It's official: Italy is in a recession.
Output in Europe's fourth largest economy contracted 0.2% in the fourth quarter, on the heels of a 0.1% drop in the quarter before that, statistics agency Istat said on Thursday. (A recession is defined as two consecutive quarters of negative growth.)
While the decline was bigger than expected, analysts were expecting a recession after a slew of data showed how the fundamentals of the Italian economy continue to struggle.
Istat cited a "decrease of value added in agriculture, forestry and fishing as well as in industry and a substantial stability in services. From the demand side, there is a negative contribution by the domestic component (gross of change in inventories) and a positive one by the net export component."
Italy's manufacturing sector has bombed out in recent months, with both survey and official data showing a continued contraction at the end of 2018.
Andrew Harker, an associate director at IHS Markit, which compiles PMI, said on January 2 that the manufacturing slump was a "worrying end to the year for Italian manufacturers, with firms continuing to struggle to secure new business."
"This is in marked contrast to the start of 2018, when the sector was experiencing strong growth," he added. "With business confidence at a six-year low, there appears little sense of optimism that the current soft patch will come to an end in the near future."
While the budget crisis that gripped Italy in the second half of 2018 seems to finally have a solution, the country's government is volatile and highly euroskeptic, so the country is teetering on the edge of yet another political crisis.
And it's not just Italy.

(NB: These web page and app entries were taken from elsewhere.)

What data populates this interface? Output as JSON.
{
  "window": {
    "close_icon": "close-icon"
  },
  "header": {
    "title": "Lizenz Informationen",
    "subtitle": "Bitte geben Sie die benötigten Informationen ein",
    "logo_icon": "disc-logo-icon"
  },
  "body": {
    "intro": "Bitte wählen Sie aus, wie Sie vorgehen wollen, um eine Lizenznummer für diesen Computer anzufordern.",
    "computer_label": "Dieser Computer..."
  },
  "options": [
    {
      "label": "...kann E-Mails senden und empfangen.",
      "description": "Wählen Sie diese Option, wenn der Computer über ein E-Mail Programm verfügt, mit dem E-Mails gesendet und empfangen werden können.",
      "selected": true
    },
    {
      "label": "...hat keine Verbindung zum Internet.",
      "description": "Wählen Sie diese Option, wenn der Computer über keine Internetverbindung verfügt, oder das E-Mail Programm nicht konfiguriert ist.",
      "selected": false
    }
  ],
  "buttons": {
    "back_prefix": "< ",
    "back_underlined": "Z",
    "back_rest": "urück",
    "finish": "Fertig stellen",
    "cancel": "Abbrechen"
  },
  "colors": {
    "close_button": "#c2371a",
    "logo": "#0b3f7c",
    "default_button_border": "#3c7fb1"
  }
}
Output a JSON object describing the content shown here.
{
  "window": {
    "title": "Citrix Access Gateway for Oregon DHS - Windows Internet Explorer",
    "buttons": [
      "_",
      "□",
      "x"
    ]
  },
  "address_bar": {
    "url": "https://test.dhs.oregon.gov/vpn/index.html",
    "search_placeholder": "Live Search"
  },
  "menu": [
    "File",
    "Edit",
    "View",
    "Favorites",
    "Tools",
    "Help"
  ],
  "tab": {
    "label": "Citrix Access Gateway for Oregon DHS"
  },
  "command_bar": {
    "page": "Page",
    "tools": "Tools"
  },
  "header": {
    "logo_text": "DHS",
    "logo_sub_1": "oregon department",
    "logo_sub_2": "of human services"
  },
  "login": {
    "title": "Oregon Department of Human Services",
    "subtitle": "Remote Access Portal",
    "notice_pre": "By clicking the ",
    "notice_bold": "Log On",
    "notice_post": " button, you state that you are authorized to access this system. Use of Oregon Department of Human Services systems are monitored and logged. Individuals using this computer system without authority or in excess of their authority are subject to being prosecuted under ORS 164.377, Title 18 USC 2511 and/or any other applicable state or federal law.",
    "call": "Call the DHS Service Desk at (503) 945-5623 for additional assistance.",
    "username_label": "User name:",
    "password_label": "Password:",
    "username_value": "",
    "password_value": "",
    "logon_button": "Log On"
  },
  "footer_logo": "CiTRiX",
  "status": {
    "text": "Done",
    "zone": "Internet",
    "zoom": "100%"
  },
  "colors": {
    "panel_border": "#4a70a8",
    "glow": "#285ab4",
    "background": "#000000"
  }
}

Industrial production throughout the whole of the eurozone slumped into the end of 2018, signalling that the single currency area's economy is still growing, but doing so at a glacial pace. Eurostat, the EU's statistical authority said in early January that industrial production fell by 1.7% between October and November last year.